For nearly 40 years the Pygmalion Effect has been widely recognized as the improved learning and development that take place when a teacher has high expectations in approaching a student. An assumed corollary is that low expectations have a deleterious effect on student learning and development. This study dramatically confirms that corollary by introducing negative expectations into the classroom and finding immediate, powerful, negative impacts that result in student work being perceived as inferior when it is thought to come from students in an intellectually disrespected school group. The experimental group involved only white, American students.
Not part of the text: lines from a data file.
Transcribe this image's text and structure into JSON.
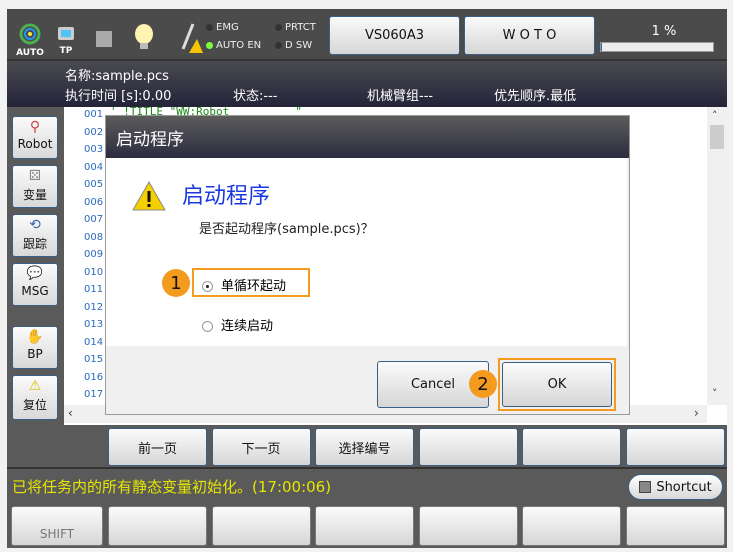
{
  "topbar": {
    "auto_label": "AUTO",
    "tp_label": "TP",
    "leds": [
      {
        "label": "EMG",
        "on": false
      },
      {
        "label": "PRTCT",
        "on": false
      },
      {
        "label": "AUTO EN",
        "on": true
      },
      {
        "label": "D SW",
        "on": false
      }
    ],
    "robot_button": "VS060A3",
    "woto_button": "W O T O",
    "speed": "1 %",
    "speed_fraction": 0.01
  },
  "info": {
    "name": "名称:sample.pcs",
    "exec_time": "执行时间 [s]:0.00",
    "state": "状态:---",
    "arm_group": "机械臂组---",
    "priority": "优先顺序.最低"
  },
  "sidebar": {
    "items": [
      {
        "label": "Robot",
        "icon": "robot-arm-icon"
      },
      {
        "label": "变量",
        "icon": "dice-icon"
      },
      {
        "label": "跟踪",
        "icon": "trace-icon"
      },
      {
        "label": "MSG",
        "icon": "message-icon"
      },
      {
        "label": "BP",
        "icon": "hand-icon"
      },
      {
        "label": "复位",
        "icon": "warning-icon"
      }
    ]
  },
  "code": {
    "line_numbers": [
      "001",
      "002",
      "003",
      "004",
      "005",
      "006",
      "007",
      "008",
      "009",
      "010",
      "011",
      "012",
      "013",
      "014",
      "015",
      "016",
      "017"
    ],
    "first_line": "' !TITLE \"WW:Robot          \""
  },
  "dialog": {
    "title": "启动程序",
    "heading": "启动程序",
    "message": "是否起动程序(sample.pcs)？",
    "options": [
      {
        "label": "单循环起动",
        "selected": true
      },
      {
        "label": "连续启动",
        "selected": false
      }
    ],
    "cancel": "Cancel",
    "ok": "OK",
    "step1": "1",
    "step2": "2"
  },
  "function_row": [
    "前一页",
    "下一页",
    "选择编号",
    "",
    "",
    ""
  ],
  "status": {
    "message": "已将任务内的所有静态变量初始化。(17:00:06)",
    "shortcut": "Shortcut",
    "color": "#e6e600"
  },
  "bottom_row": [
    "SHIFT",
    "",
    "",
    "",
    "",
    "",
    ""
  ],
  "accent": "#f39a1f"
}
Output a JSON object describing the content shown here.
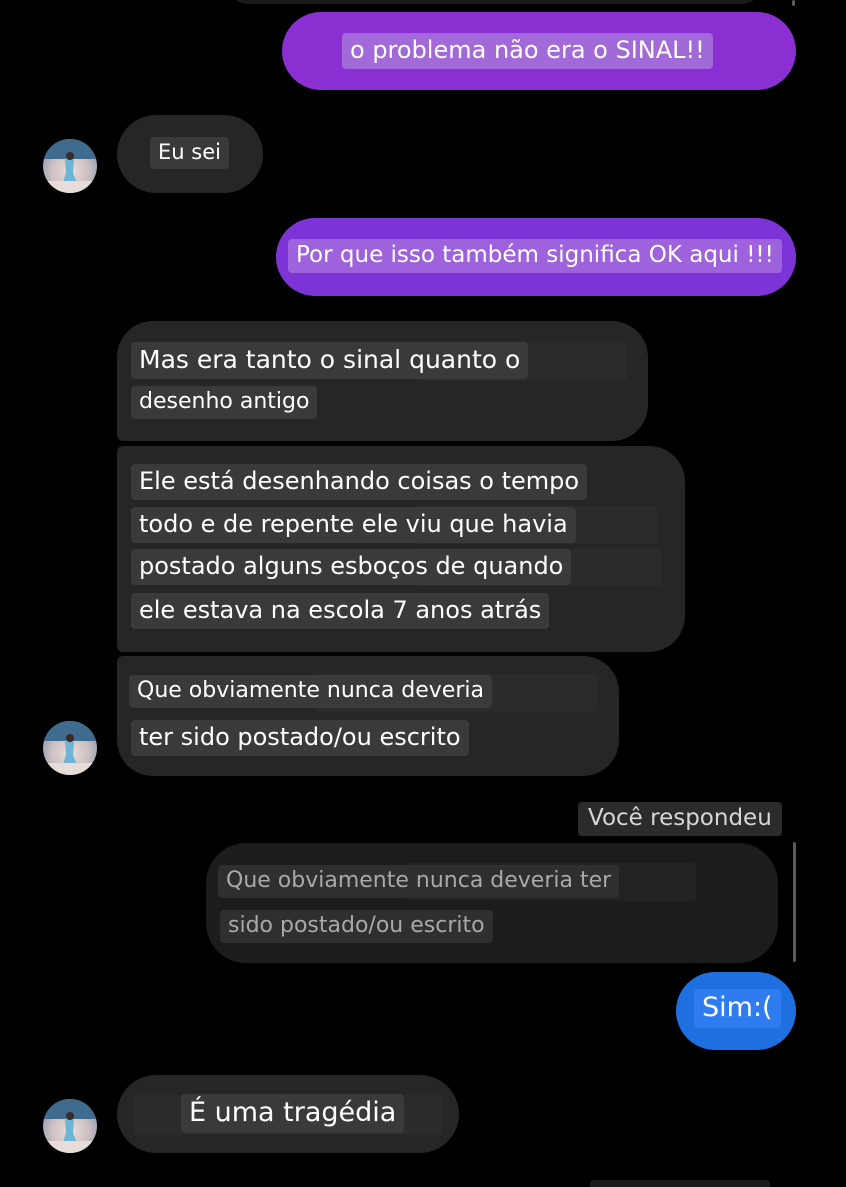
{
  "messages": {
    "m1": "o problema não era o SINAL!!",
    "m2": "Eu sei",
    "m3": "Por que isso também significa OK aqui !!!",
    "m4": [
      "Mas era tanto o sinal quanto o",
      "desenho antigo"
    ],
    "m5": [
      "Ele está desenhando coisas o tempo",
      "todo e de repente ele viu que havia",
      "postado alguns esboços de quando",
      "ele estava na escola 7 anos atrás"
    ],
    "m6": [
      "Que obviamente nunca deveria",
      "ter sido postado/ou escrito"
    ],
    "reply_label": "Você respondeu",
    "quoted": [
      "Que obviamente nunca deveria ter",
      "sido postado/ou escrito"
    ],
    "m7": "Sim:(",
    "m8": "É uma tragédia"
  },
  "colors": {
    "outgoing_purple": "#8a2fd1",
    "outgoing_blue": "#1e6fe0",
    "incoming_gray": "#262626",
    "background": "#000000"
  },
  "icons": {
    "avatar": "contact-avatar-photo"
  }
}
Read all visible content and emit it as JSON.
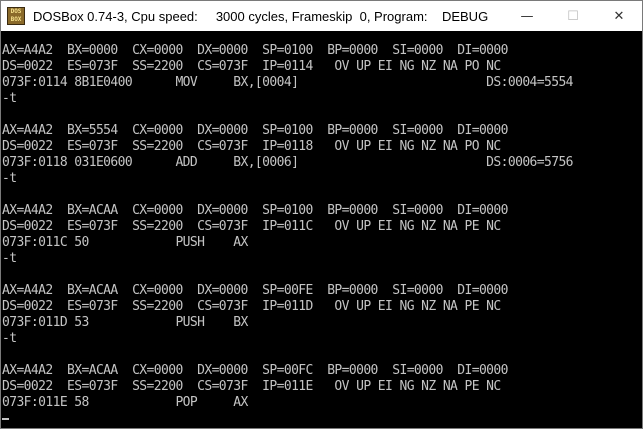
{
  "window": {
    "title": "DOSBox 0.74-3, Cpu speed:     3000 cycles, Frameskip  0, Program:    DEBUG",
    "icon": "dosbox-icon",
    "icon_text": [
      "DOS",
      "BOX"
    ],
    "controls": {
      "minimize": "—",
      "maximize": "☐",
      "close": "✕"
    }
  },
  "console": {
    "lines": [
      "AX=A4A2  BX=0000  CX=0000  DX=0000  SP=0100  BP=0000  SI=0000  DI=0000",
      "DS=0022  ES=073F  SS=2200  CS=073F  IP=0114   OV UP EI NG NZ NA PO NC",
      "073F:0114 8B1E0400      MOV     BX,[0004]                          DS:0004=5554",
      "-t",
      "",
      "AX=A4A2  BX=5554  CX=0000  DX=0000  SP=0100  BP=0000  SI=0000  DI=0000",
      "DS=0022  ES=073F  SS=2200  CS=073F  IP=0118   OV UP EI NG NZ NA PO NC",
      "073F:0118 031E0600      ADD     BX,[0006]                          DS:0006=5756",
      "-t",
      "",
      "AX=A4A2  BX=ACAA  CX=0000  DX=0000  SP=0100  BP=0000  SI=0000  DI=0000",
      "DS=0022  ES=073F  SS=2200  CS=073F  IP=011C   OV UP EI NG NZ NA PE NC",
      "073F:011C 50            PUSH    AX",
      "-t",
      "",
      "AX=A4A2  BX=ACAA  CX=0000  DX=0000  SP=00FE  BP=0000  SI=0000  DI=0000",
      "DS=0022  ES=073F  SS=2200  CS=073F  IP=011D   OV UP EI NG NZ NA PE NC",
      "073F:011D 53            PUSH    BX",
      "-t",
      "",
      "AX=A4A2  BX=ACAA  CX=0000  DX=0000  SP=00FC  BP=0000  SI=0000  DI=0000",
      "DS=0022  ES=073F  SS=2200  CS=073F  IP=011E   OV UP EI NG NZ NA PE NC",
      "073F:011E 58            POP     AX"
    ]
  }
}
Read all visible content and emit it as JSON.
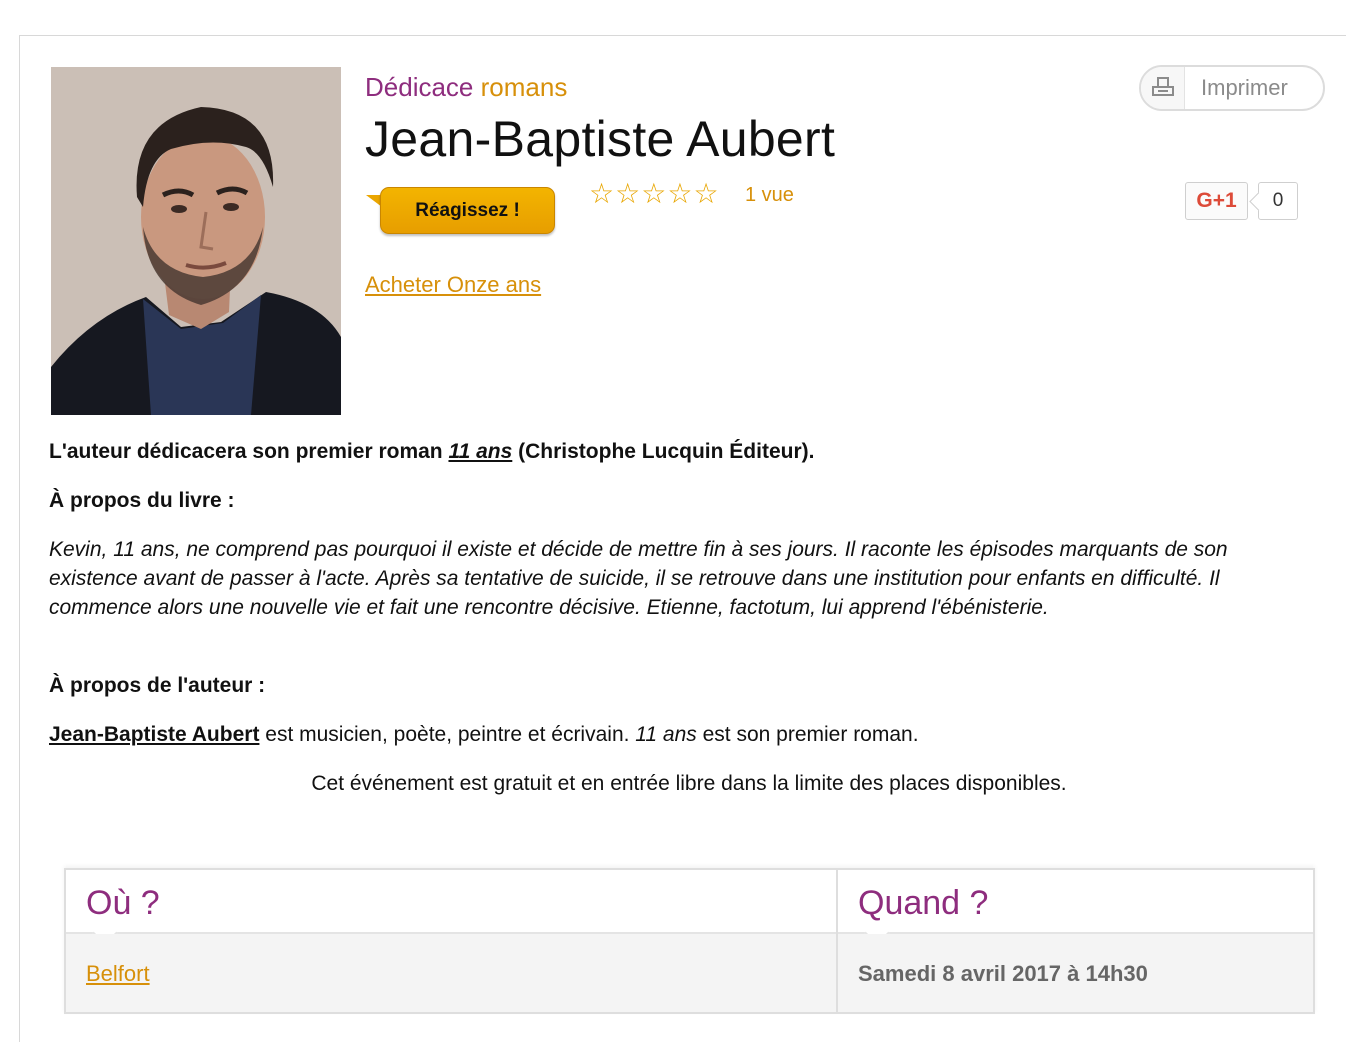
{
  "event": {
    "category_word1": "Dédicace",
    "category_word2": "romans",
    "title": "Jean-Baptiste Aubert",
    "react_label": "Réagissez !",
    "rating_stars": 5,
    "rating_filled": 0,
    "views_label": "1 vue",
    "buy_link": "Acheter Onze ans",
    "print_label": "Imprimer",
    "gplus_label": "G+1",
    "gplus_count": "0"
  },
  "content": {
    "intro_prefix": "L'auteur dédicacera son premier roman ",
    "intro_book": "11 ans",
    "intro_suffix": " (Christophe Lucquin Éditeur).",
    "about_book_heading": "À propos du livre :",
    "synopsis": "Kevin, 11 ans, ne comprend pas pourquoi il existe et décide de mettre fin à ses jours. Il raconte les épisodes marquants de son existence avant de passer à l'acte. Après sa tentative de suicide, il se retrouve dans une institution pour enfants en difficulté. Il commence alors une nouvelle vie et fait une rencontre décisive. Etienne, factotum, lui apprend l'ébénisterie.",
    "about_author_heading": "À propos de l'auteur :",
    "bio_author": "Jean-Baptiste Aubert",
    "bio_middle": " est musicien, poète, peintre et écrivain. ",
    "bio_book": "11 ans",
    "bio_suffix": " est son premier roman.",
    "free_notice": "Cet événement est gratuit et en entrée libre dans la limite des places disponibles."
  },
  "info": {
    "where_heading": "Où ?",
    "where_value": "Belfort",
    "when_heading": "Quand ?",
    "when_value": "Samedi 8 avril 2017 à 14h30"
  },
  "colors": {
    "accent_purple": "#8e2d7e",
    "accent_orange": "#d7900a",
    "button_orange": "#f3b400",
    "gplus_red": "#dd4b39"
  },
  "icons": [
    "printer-icon",
    "star-icon",
    "author-photo"
  ]
}
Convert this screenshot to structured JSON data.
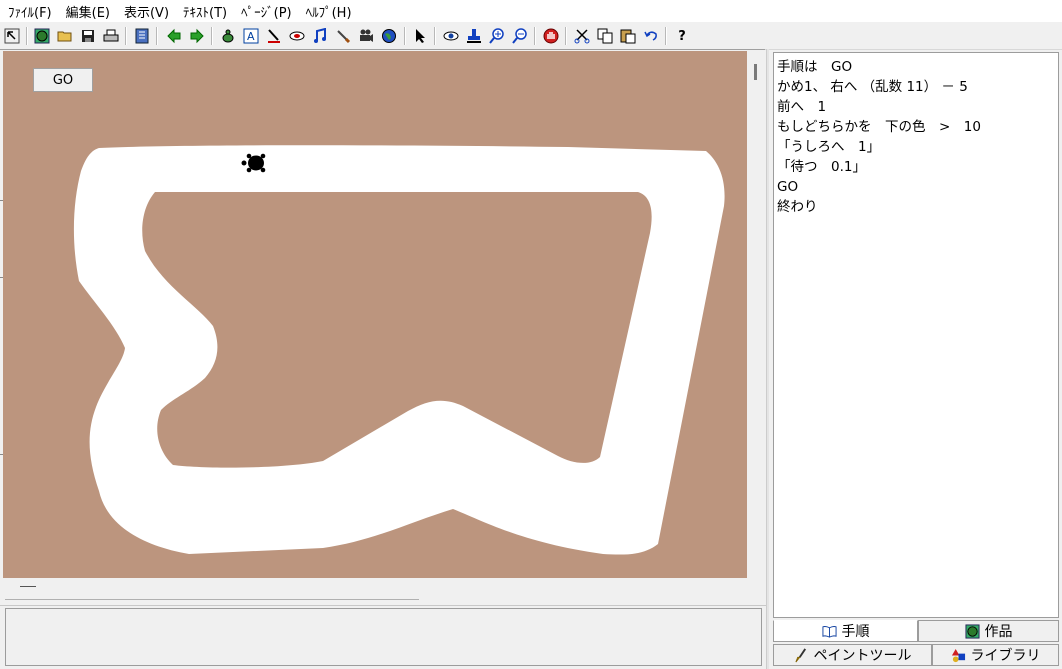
{
  "menu": {
    "items": [
      "ﾌｧｲﾙ(F)",
      "編集(E)",
      "表示(V)",
      "ﾃｷｽﾄ(T)",
      "ﾍﾟｰｼﾞ(P)",
      "ﾍﾙﾌﾟ(H)"
    ]
  },
  "toolbar": {
    "icons": [
      "cursor-mode-icon",
      "globe-icon",
      "open-folder-icon",
      "save-disk-icon",
      "print-icon",
      "page-list-icon",
      "back-arrow-icon",
      "forward-arrow-icon",
      "turtle-add-icon",
      "text-box-icon",
      "turtle-pen-icon",
      "button-object-icon",
      "music-note-icon",
      "brush-icon",
      "movie-camera-icon",
      "earth-icon",
      "pointer-icon",
      "eye-icon",
      "stamp-icon",
      "zoom-in-icon",
      "zoom-out-icon",
      "stop-hand-icon",
      "cut-icon",
      "copy-icon",
      "paste-icon",
      "undo-icon",
      "help-icon"
    ],
    "help_label": "?"
  },
  "stage": {
    "go_label": "GO",
    "background_color": "#bc957e",
    "track_color": "#ffffff",
    "turtle_color": "#000000"
  },
  "code_panel": {
    "lines": [
      "手順は　GO",
      "かめ1、 右へ （乱数 11） － 5",
      "前へ　1",
      "もしどちらかを　下の色　>　10",
      "「うしろへ　1」",
      "「待つ　0.1」",
      "GO",
      "終わり"
    ]
  },
  "tabs": {
    "procedure": "手順",
    "works": "作品",
    "paint_tool": "ペイントツール",
    "library": "ライブラリ"
  }
}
The results shed light on the obstacles faced by African-American students.
Keywords: expectations, education, achievement gap, opportunity gap, racial gap, African American students, black students, METCO, stereotype.
Ph.D. Robert Frank